Instructions to follow ->
From the first line to the last, retype the records exactly without their images.

Supplied records ->
==*==

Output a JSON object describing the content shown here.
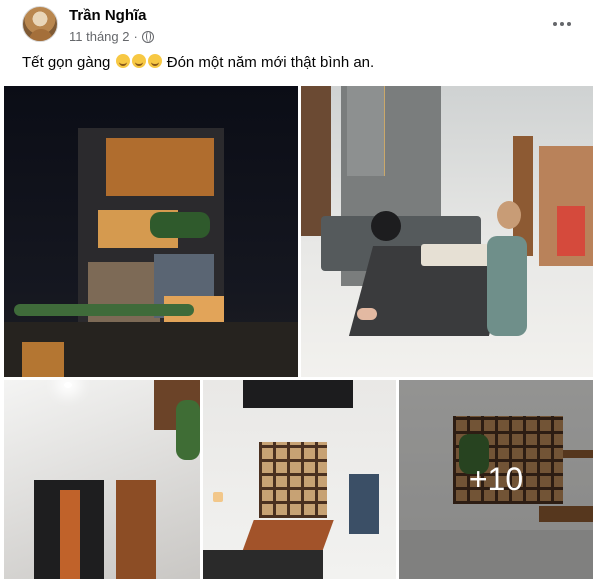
{
  "post": {
    "author": "Trần Nghĩa",
    "date": "11 tháng 2",
    "separator": "·",
    "caption_text": "Tết gọn gàng",
    "caption_rest": "Đón một năm mới thật bình an.",
    "emoji_icons": [
      "grinning-face-emoji",
      "grinning-face-emoji",
      "grinning-face-emoji"
    ],
    "privacy_icon": "globe-icon",
    "more_icon": "more-options-icon"
  },
  "photos": {
    "remaining_count_label": "+10"
  },
  "colors": {
    "text": "#050505",
    "meta": "#65676b",
    "overlay": "rgba(0,0,0,0.38)"
  }
}
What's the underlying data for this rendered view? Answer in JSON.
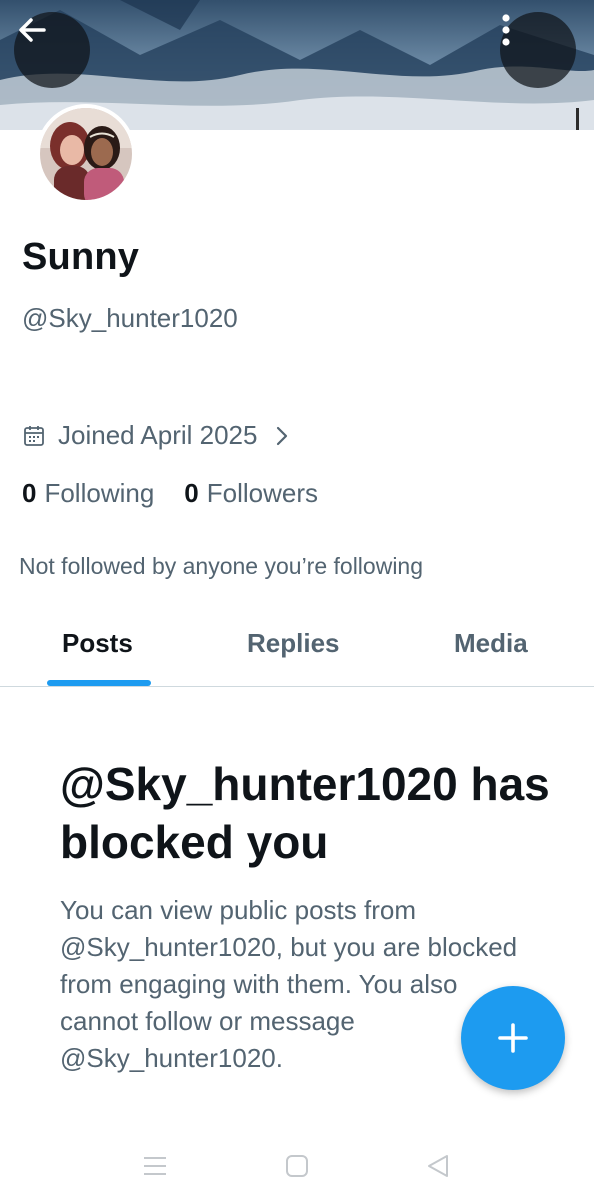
{
  "header": {
    "back_icon": "arrow-left-icon",
    "more_icon": "more-vertical-icon"
  },
  "profile": {
    "display_name": "Sunny",
    "handle": "@Sky_hunter1020",
    "joined": "Joined April 2025",
    "calendar_icon": "calendar-icon",
    "stats": {
      "following_count": "0",
      "following_label": "Following",
      "followers_count": "0",
      "followers_label": "Followers"
    },
    "not_followed_text": "Not followed by anyone you’re following"
  },
  "tabs": [
    {
      "label": "Posts",
      "active": true
    },
    {
      "label": "Replies",
      "active": false
    },
    {
      "label": "Media",
      "active": false
    }
  ],
  "blocked": {
    "title": "@Sky_hunter1020 has blocked you",
    "body": "You can view public posts from @Sky_hunter1020, but you are blocked from engaging with them. You also cannot follow or message @Sky_hunter1020."
  },
  "fab": {
    "icon": "plus-icon"
  },
  "system_nav": [
    "menu-icon",
    "home-square-icon",
    "back-triangle-icon"
  ],
  "colors": {
    "accent": "#1d9bf0",
    "text_primary": "#0f1419",
    "text_secondary": "#536471",
    "divider": "#cfd9de"
  }
}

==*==

Task response ->
Output a JSON object describing the content shown here.
{
  "post": {
    "author": "Trần Nghĩa",
    "date": "11 tháng 2",
    "separator": "·",
    "caption_text": "Tết gọn gàng",
    "caption_rest": "Đón một năm mới thật bình an.",
    "emoji_icons": [
      "grinning-face-emoji",
      "grinning-face-emoji",
      "grinning-face-emoji"
    ],
    "privacy_icon": "globe-icon",
    "more_icon": "more-options-icon"
  },
  "photos": {
    "remaining_count_label": "+10"
  },
  "colors": {
    "text": "#050505",
    "meta": "#65676b",
    "overlay": "rgba(0,0,0,0.38)"
  }
}
What's the underlying data for this rendered view? Answer in JSON.
{
  "header": {
    "back_icon": "arrow-left-icon",
    "more_icon": "more-vertical-icon"
  },
  "profile": {
    "display_name": "Sunny",
    "handle": "@Sky_hunter1020",
    "joined": "Joined April 2025",
    "calendar_icon": "calendar-icon",
    "stats": {
      "following_count": "0",
      "following_label": "Following",
      "followers_count": "0",
      "followers_label": "Followers"
    },
    "not_followed_text": "Not followed by anyone you’re following"
  },
  "tabs": [
    {
      "label": "Posts",
      "active": true
    },
    {
      "label": "Replies",
      "active": false
    },
    {
      "label": "Media",
      "active": false
    }
  ],
  "blocked": {
    "title": "@Sky_hunter1020 has blocked you",
    "body": "You can view public posts from @Sky_hunter1020, but you are blocked from engaging with them. You also cannot follow or message @Sky_hunter1020."
  },
  "fab": {
    "icon": "plus-icon"
  },
  "system_nav": [
    "menu-icon",
    "home-square-icon",
    "back-triangle-icon"
  ],
  "colors": {
    "accent": "#1d9bf0",
    "text_primary": "#0f1419",
    "text_secondary": "#536471",
    "divider": "#cfd9de"
  }
}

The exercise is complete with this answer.